• [Description of the task] For each line in the data below that holds "content", return a copy.

• [Material shown]
=== Section Start ===

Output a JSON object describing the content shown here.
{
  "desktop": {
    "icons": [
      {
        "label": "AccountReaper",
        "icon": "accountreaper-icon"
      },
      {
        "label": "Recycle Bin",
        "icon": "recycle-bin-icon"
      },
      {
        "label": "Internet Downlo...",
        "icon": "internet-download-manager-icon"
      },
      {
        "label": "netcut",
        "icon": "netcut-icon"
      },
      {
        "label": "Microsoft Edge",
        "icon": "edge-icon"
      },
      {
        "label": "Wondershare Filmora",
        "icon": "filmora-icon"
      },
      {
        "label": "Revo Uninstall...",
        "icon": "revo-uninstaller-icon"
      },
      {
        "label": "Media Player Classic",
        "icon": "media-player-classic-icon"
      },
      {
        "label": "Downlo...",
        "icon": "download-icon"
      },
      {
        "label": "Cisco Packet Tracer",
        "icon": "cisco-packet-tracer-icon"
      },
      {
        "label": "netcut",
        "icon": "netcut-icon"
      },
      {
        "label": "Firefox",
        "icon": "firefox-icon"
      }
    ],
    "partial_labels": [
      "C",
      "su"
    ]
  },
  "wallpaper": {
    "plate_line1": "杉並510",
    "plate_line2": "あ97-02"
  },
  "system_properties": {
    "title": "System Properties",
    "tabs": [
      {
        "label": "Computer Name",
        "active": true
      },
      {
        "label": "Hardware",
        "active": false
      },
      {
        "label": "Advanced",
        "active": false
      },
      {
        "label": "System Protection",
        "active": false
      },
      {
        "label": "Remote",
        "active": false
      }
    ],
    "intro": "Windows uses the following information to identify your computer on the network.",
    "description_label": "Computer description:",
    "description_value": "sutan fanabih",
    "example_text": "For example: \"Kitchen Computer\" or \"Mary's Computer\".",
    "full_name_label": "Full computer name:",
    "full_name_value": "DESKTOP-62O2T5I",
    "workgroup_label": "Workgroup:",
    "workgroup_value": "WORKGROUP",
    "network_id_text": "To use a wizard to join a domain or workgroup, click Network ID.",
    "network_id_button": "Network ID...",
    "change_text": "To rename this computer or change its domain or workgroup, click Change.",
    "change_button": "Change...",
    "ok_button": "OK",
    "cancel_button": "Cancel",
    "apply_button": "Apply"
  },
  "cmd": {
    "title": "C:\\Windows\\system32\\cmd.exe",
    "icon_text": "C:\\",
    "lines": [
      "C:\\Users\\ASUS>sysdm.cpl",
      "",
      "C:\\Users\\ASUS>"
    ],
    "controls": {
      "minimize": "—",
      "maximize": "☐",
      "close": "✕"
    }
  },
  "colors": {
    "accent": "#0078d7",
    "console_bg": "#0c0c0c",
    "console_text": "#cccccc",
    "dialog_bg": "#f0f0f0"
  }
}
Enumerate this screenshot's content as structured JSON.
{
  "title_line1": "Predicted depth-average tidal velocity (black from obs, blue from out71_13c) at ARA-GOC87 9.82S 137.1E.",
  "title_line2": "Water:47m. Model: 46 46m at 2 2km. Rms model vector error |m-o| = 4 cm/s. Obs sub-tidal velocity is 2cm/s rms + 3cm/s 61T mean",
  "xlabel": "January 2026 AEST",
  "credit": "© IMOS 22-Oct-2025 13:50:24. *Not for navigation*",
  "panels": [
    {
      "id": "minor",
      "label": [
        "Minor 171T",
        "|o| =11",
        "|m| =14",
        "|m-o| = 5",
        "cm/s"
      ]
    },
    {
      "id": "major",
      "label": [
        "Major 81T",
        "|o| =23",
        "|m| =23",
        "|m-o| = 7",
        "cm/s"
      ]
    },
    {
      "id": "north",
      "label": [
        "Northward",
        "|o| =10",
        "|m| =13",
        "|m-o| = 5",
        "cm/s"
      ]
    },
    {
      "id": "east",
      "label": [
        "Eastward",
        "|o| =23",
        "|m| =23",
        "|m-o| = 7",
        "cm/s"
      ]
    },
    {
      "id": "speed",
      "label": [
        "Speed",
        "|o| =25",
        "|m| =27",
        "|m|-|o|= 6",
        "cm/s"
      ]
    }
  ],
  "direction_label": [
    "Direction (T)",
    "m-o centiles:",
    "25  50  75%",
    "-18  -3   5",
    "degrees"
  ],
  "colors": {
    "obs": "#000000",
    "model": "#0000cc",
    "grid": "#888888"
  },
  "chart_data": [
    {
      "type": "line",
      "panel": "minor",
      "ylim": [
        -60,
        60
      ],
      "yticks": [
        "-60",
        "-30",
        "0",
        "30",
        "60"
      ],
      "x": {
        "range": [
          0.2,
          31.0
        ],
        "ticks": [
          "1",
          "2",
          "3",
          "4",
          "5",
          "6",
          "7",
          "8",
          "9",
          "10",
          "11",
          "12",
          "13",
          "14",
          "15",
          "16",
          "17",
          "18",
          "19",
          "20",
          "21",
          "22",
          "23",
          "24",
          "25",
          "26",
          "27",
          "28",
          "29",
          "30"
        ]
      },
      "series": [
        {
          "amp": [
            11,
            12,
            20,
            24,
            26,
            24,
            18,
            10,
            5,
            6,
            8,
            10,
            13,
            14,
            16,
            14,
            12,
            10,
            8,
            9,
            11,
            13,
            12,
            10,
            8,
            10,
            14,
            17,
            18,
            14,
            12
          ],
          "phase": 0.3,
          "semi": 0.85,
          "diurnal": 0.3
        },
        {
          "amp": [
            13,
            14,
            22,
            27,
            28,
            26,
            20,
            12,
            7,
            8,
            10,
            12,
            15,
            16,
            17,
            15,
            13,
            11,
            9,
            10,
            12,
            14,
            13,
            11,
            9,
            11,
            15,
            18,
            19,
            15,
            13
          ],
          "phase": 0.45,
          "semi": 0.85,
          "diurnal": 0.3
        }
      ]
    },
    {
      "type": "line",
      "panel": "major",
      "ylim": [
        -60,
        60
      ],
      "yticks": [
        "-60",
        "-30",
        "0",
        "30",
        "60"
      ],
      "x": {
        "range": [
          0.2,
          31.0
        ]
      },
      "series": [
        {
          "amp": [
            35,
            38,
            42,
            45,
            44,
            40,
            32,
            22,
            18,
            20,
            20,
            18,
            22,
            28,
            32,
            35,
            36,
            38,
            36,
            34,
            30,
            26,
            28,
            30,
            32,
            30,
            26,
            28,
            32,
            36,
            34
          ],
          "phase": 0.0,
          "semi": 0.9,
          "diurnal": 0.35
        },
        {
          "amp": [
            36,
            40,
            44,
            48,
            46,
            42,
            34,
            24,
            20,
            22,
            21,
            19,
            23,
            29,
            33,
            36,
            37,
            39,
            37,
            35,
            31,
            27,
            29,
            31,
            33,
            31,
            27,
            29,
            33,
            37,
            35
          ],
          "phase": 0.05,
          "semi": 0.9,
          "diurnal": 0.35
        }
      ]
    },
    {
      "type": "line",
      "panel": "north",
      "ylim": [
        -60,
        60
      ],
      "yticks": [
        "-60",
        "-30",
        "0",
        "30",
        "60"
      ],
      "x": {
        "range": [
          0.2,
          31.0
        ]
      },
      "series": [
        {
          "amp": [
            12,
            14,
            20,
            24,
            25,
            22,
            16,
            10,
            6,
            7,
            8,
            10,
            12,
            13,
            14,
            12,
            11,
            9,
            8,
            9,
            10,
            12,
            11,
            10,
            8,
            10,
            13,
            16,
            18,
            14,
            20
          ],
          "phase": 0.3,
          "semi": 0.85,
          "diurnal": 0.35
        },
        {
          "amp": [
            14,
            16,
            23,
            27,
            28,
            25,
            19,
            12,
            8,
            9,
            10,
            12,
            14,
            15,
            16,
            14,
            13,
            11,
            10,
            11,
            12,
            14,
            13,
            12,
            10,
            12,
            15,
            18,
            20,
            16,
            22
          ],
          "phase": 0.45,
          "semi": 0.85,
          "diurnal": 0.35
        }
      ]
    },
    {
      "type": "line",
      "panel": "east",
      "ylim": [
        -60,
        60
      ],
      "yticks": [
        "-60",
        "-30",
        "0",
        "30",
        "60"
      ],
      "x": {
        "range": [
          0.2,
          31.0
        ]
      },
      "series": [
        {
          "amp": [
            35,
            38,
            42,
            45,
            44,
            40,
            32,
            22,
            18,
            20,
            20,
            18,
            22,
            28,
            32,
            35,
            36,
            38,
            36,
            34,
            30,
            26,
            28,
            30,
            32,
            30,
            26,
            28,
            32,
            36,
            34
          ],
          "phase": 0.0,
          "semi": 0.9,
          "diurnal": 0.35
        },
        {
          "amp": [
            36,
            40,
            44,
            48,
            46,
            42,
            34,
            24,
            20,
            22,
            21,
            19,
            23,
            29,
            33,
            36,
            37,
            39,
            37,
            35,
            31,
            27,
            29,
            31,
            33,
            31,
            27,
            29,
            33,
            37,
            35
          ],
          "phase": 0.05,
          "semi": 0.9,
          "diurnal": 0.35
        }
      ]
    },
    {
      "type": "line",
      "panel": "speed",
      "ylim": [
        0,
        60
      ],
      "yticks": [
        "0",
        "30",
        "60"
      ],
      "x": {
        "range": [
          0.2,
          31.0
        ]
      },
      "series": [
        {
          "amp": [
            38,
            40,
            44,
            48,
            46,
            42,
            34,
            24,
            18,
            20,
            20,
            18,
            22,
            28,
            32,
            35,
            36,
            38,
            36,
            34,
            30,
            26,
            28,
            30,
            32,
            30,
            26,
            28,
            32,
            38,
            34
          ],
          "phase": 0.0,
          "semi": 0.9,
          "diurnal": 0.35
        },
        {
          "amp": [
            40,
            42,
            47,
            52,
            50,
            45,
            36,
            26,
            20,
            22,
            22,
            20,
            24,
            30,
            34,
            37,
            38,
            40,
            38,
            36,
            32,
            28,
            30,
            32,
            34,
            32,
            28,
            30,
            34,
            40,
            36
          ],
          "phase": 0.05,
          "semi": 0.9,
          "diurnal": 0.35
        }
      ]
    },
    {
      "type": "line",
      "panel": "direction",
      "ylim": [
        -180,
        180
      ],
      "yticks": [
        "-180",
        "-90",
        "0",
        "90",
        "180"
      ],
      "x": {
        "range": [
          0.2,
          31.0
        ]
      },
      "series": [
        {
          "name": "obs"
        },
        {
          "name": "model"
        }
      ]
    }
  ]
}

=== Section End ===

• [Exercise solution]
Output a JSON object describing the content shown here.
Enumerate this screenshot's content as structured JSON.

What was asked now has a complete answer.